According to report co-author Tony Seba, “The total cost of a new solar or wind power plant is already below just the operating cost of conventional generation such as gas, coal and nuclear. That means even if building a conventional power plant costs nothing, it is still more expensive—based on operating costs alone—than a solar or wind plant,” said Seba. “And yet the unrealistic but easily correctable levelized costs of electricity could continue to drive investment into conventional power. Once the divergence between erroneous LCOE and real levelized costs become impossible for incumbents to deny, the financial markets will be swift, and trillions invested by pension, retirement and endowment funds could become worthless.” 

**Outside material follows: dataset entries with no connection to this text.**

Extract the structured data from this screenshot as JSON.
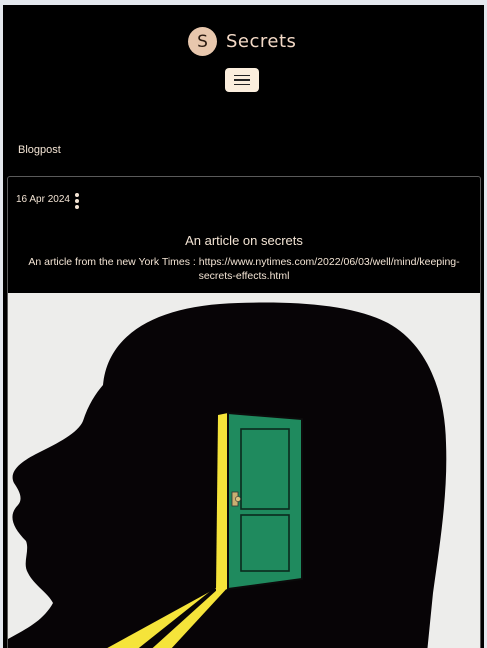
{
  "brand": {
    "avatar_letter": "S",
    "name": "Secrets"
  },
  "breadcrumb": "Blogpost",
  "post": {
    "date": "16 Apr 2024",
    "title": "An article on secrets",
    "description": "An article from the new York Times : https://www.nytimes.com/2022/06/03/well/mind/keeping-secrets-effects.html"
  },
  "illustration": {
    "subject": "head silhouette with open green door emitting yellow light",
    "colors": {
      "background": "#ededeb",
      "silhouette": "#070406",
      "door": "#1f8a5e",
      "light": "#f5e43a"
    }
  }
}
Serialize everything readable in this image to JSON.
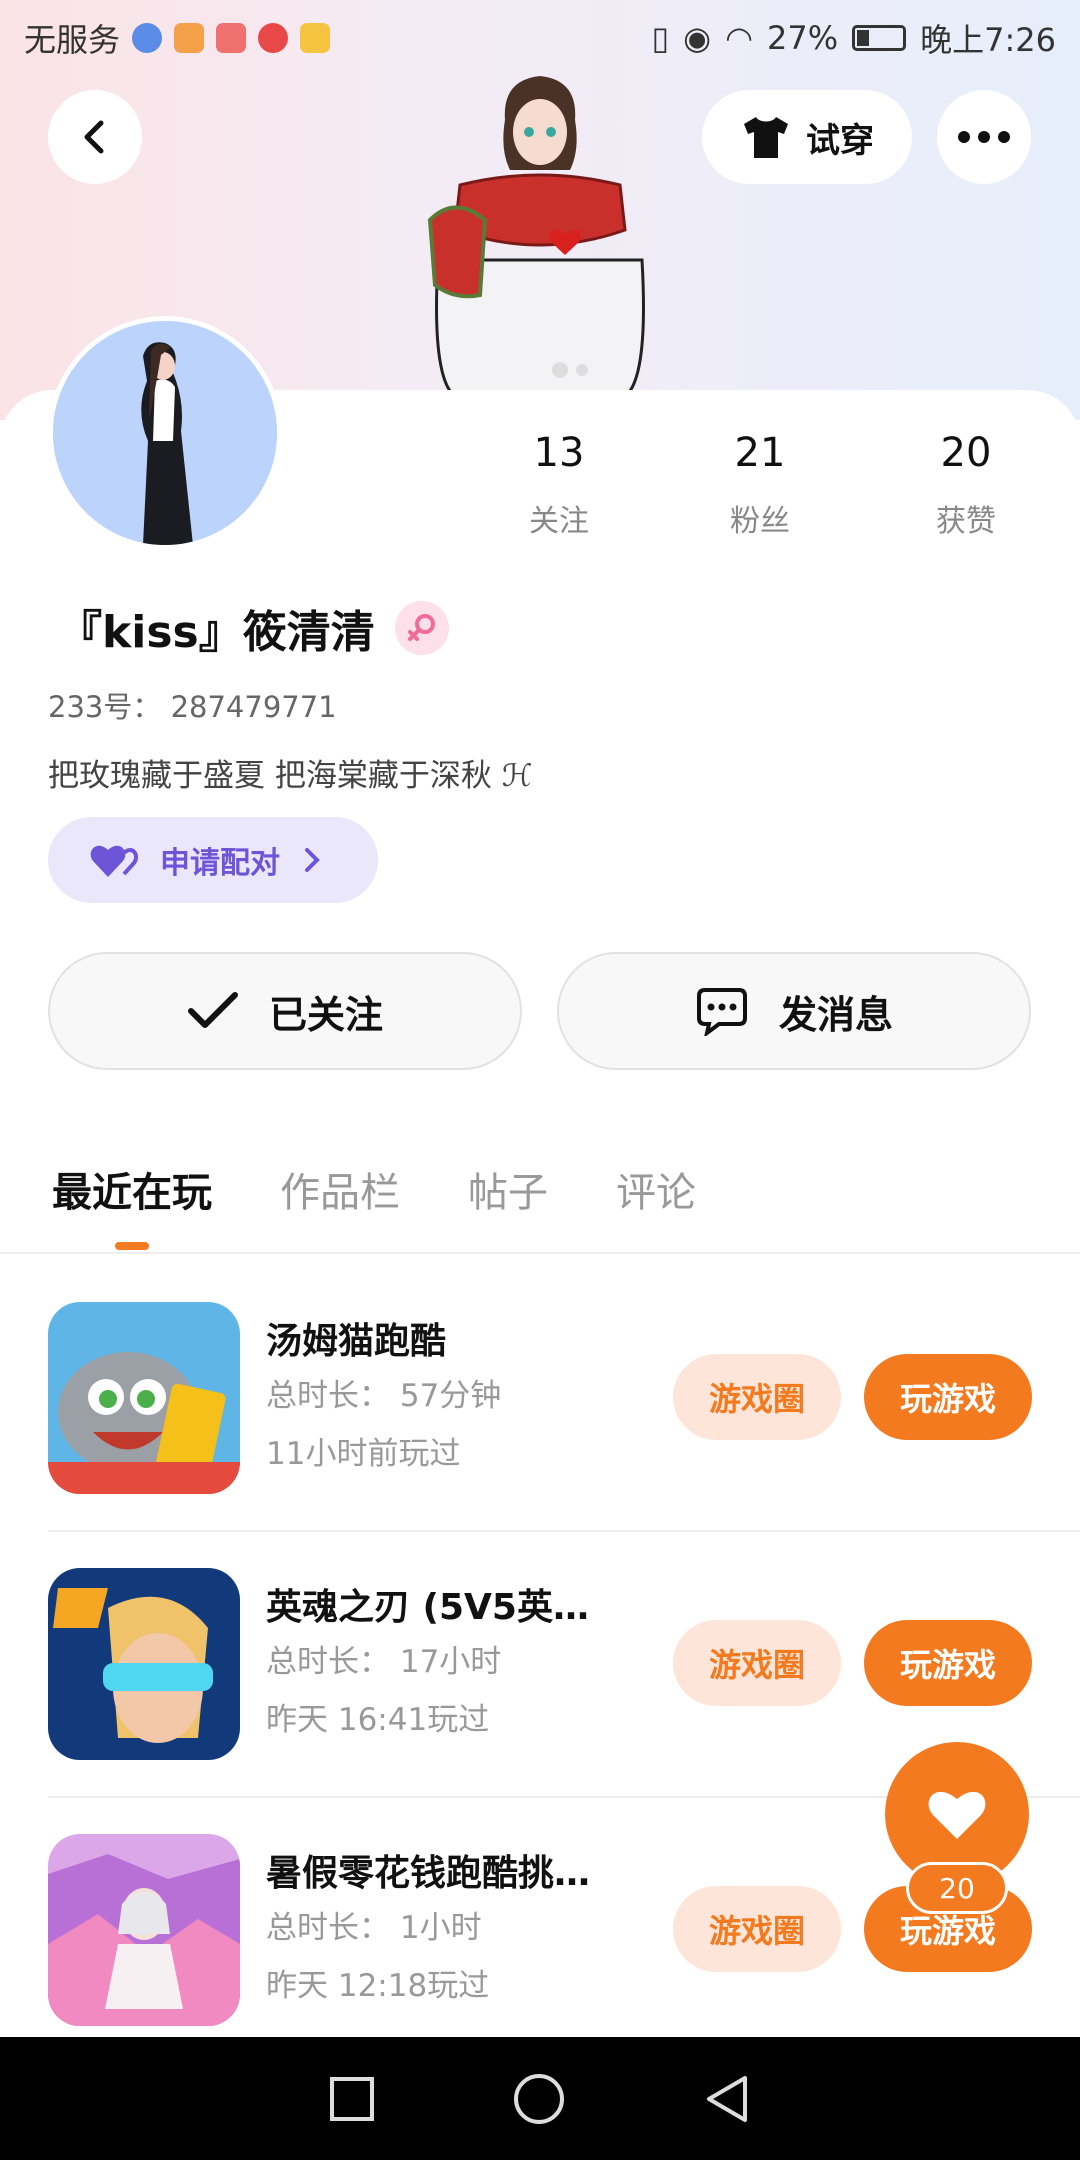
{
  "status_bar": {
    "carrier": "无服务",
    "battery": "27%",
    "time": "晚上7:26"
  },
  "header": {
    "back_icon": "back-arrow-icon",
    "try_on_label": "试穿",
    "more_icon": "more-dots-icon"
  },
  "profile": {
    "name": "『kiss』筱清清",
    "uid": "233号： 287479771",
    "bio": "把玫瑰藏于盛夏 把海棠藏于深秋 ℋ",
    "pair_label": "申请配对",
    "stats": [
      {
        "num": "13",
        "label": "关注"
      },
      {
        "num": "21",
        "label": "粉丝"
      },
      {
        "num": "20",
        "label": "获赞"
      }
    ]
  },
  "actions": {
    "followed_label": "已关注",
    "message_label": "发消息"
  },
  "tabs": [
    {
      "label": "最近在玩"
    },
    {
      "label": "作品栏"
    },
    {
      "label": "帖子"
    },
    {
      "label": "评论"
    }
  ],
  "games": [
    {
      "title": "汤姆猫跑酷",
      "duration": "总时长：  57分钟",
      "last_played": "11小时前玩过",
      "circle_label": "游戏圈",
      "play_label": "玩游戏"
    },
    {
      "title": "英魂之刃 (5V5英…",
      "duration": "总时长：  17小时",
      "last_played": "昨天  16:41玩过",
      "circle_label": "游戏圈",
      "play_label": "玩游戏"
    },
    {
      "title": "暑假零花钱跑酷挑…",
      "duration": "总时长：  1小时",
      "last_played": "昨天  12:18玩过",
      "circle_label": "游戏圈",
      "play_label": "玩游戏"
    }
  ],
  "like": {
    "count": "20"
  },
  "colors": {
    "accent": "#f47a1f",
    "accent_light": "#fde6d9",
    "pair_bg": "#ebe7fb",
    "pair_text": "#6d55d8",
    "avatar_bg": "#bcd4fc"
  }
}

The Dow Jones US Coal Index fell by over 99 percent from 2011 to 2020. The same fate could be in store for other fossil fuels and utility companies. 

There is a way out of this unfortunate conundrum—correcting the faulty LCOE assumptions. This could help correct market distortion and protect millions of citizens at risk of losing retirement savings that go into such investments (it won’t make fossil fuels any more sustainable, however). But if that doesn’t happen, the consequences could be devastating. 

According to former Obama administration energy advisor Jed Dorsheimer, head of global sustainability research at financial services firm Cannacord Genuity and president of the Biophysical Economics Institute, the RethinkX report “does a very good job articulating how the debt fueled economy has actually led to many bubbles in asset valuations.” But he added that this was not exclusive to fossil fuels. “Since 1974 the shift to a fiat based currency under the auspices of the neoclassical economics has created bubbles in almost all assets classes.” 

A fossil fuelled-global financial bubble could grow by several trillion dollars over the next decade as a result of the LCOE inflation according to the new RethinkX report. Meanwhile, as solar, wind and battery cost curves continue to dramatically decline as RethinkX has presciently forecast elsewhere, they will continue outcompeting conventional power plants with their declining output and rising costs. 

Bright future?

The outlook for renewables, then, could be a lot brighter than many assume—especially given the think tank’s estimate that the cost to build a 100 percent solar, wind and battery system in the US would be less than $2 trillion over the course of the 2020s (just 1 percent of GDP), due to exponentially declining cost curves which most forecasters overlook.

Dorsheimer cautioned that there is a need to account for the “embodied energy” required to produce renewable power which can still come from carbon emitting sources, and argued that the report’s criticisms of the LCOE of conventional power should not be used to wrongly inflate the value of renewables.

 Yet RethinkX has made surprisingly accurate forecasts on a number of counts in previous studies which lend credence to its new conclusions. From creating an investment portfolio that returned more than 2,500 percent over 15 years, to correctly anticipating the declining costs of solar panels and electric cars, the think tank’s researchers have been ahead of the curve across a range of technology disruptions. Its founders, Seba and technology investor James Arbib, are regularly sought out for their insights by investors with trillions in assets under management, including BlackRock, Goldman Sachs and JP Morgan. 

 Their latest report also dovetails with warnings that have come from other sources. Last year, Motherboard reported on the conclusions of an internal study commissioned by the Geological Survey of Finland which warned of how rapidly mounting oil production costs combined with surging debt levels across the industry would shatter the economic viability of the entire global oil market within just a few years.

 The new analysis by RethinkX now throws further fuel on the fire, suggesting that the next biggest, and potentially cataclysmic, market correction will not be in the housing markets—but in the conventional energy sector. TAGGED:ECONOMICSCLEAN ENERGYGREEN ENERGYRENEWABLE ENERGYMOVEABLE